Top of Dataset excerpts
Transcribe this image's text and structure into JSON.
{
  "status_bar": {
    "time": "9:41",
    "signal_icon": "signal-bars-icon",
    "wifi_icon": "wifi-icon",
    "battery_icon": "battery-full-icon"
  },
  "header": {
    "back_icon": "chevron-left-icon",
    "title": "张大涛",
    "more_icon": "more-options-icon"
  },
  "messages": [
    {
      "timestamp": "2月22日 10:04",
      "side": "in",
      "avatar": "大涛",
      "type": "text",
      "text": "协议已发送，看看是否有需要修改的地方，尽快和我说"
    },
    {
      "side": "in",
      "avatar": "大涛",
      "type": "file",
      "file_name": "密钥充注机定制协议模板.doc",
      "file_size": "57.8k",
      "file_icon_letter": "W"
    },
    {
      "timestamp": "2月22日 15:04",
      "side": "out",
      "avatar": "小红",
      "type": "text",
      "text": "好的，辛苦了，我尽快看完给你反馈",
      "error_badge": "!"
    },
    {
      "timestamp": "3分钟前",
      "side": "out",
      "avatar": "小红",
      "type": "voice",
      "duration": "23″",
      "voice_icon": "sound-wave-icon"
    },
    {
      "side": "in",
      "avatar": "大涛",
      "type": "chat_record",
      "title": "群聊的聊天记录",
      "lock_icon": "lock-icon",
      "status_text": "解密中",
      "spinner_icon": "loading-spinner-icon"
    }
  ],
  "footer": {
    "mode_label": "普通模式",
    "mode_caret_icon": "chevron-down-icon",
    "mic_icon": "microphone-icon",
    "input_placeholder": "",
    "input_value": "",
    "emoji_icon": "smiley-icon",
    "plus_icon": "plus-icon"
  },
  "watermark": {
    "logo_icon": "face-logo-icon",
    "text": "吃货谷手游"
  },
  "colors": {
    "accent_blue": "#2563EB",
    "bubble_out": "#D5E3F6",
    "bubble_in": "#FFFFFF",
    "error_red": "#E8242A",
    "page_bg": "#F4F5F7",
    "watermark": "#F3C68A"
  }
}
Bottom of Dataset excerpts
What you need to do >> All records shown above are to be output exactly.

Task response >>
Transcribe this image's text and structure into JSON.
{
  "status_bar": {
    "time": "9:41",
    "signal_icon": "signal-bars-icon",
    "wifi_icon": "wifi-icon",
    "battery_icon": "battery-full-icon"
  },
  "header": {
    "back_icon": "chevron-left-icon",
    "title": "张大涛",
    "more_icon": "more-options-icon"
  },
  "messages": [
    {
      "timestamp": "2月22日 10:04",
      "side": "in",
      "avatar": "大涛",
      "type": "text",
      "text": "协议已发送，看看是否有需要修改的地方，尽快和我说"
    },
    {
      "side": "in",
      "avatar": "大涛",
      "type": "file",
      "file_name": "密钥充注机定制协议模板.doc",
      "file_size": "57.8k",
      "file_icon_letter": "W"
    },
    {
      "timestamp": "2月22日 15:04",
      "side": "out",
      "avatar": "小红",
      "type": "text",
      "text": "好的，辛苦了，我尽快看完给你反馈",
      "error_badge": "!"
    },
    {
      "timestamp": "3分钟前",
      "side": "out",
      "avatar": "小红",
      "type": "voice",
      "duration": "23″",
      "voice_icon": "sound-wave-icon"
    },
    {
      "side": "in",
      "avatar": "大涛",
      "type": "chat_record",
      "title": "群聊的聊天记录",
      "lock_icon": "lock-icon",
      "status_text": "解密中",
      "spinner_icon": "loading-spinner-icon"
    }
  ],
  "footer": {
    "mode_label": "普通模式",
    "mode_caret_icon": "chevron-down-icon",
    "mic_icon": "microphone-icon",
    "input_placeholder": "",
    "input_value": "",
    "emoji_icon": "smiley-icon",
    "plus_icon": "plus-icon"
  },
  "watermark": {
    "logo_icon": "face-logo-icon",
    "text": "吃货谷手游"
  },
  "colors": {
    "accent_blue": "#2563EB",
    "bubble_out": "#D5E3F6",
    "bubble_in": "#FFFFFF",
    "error_red": "#E8242A",
    "page_bg": "#F4F5F7",
    "watermark": "#F3C68A"
  }
}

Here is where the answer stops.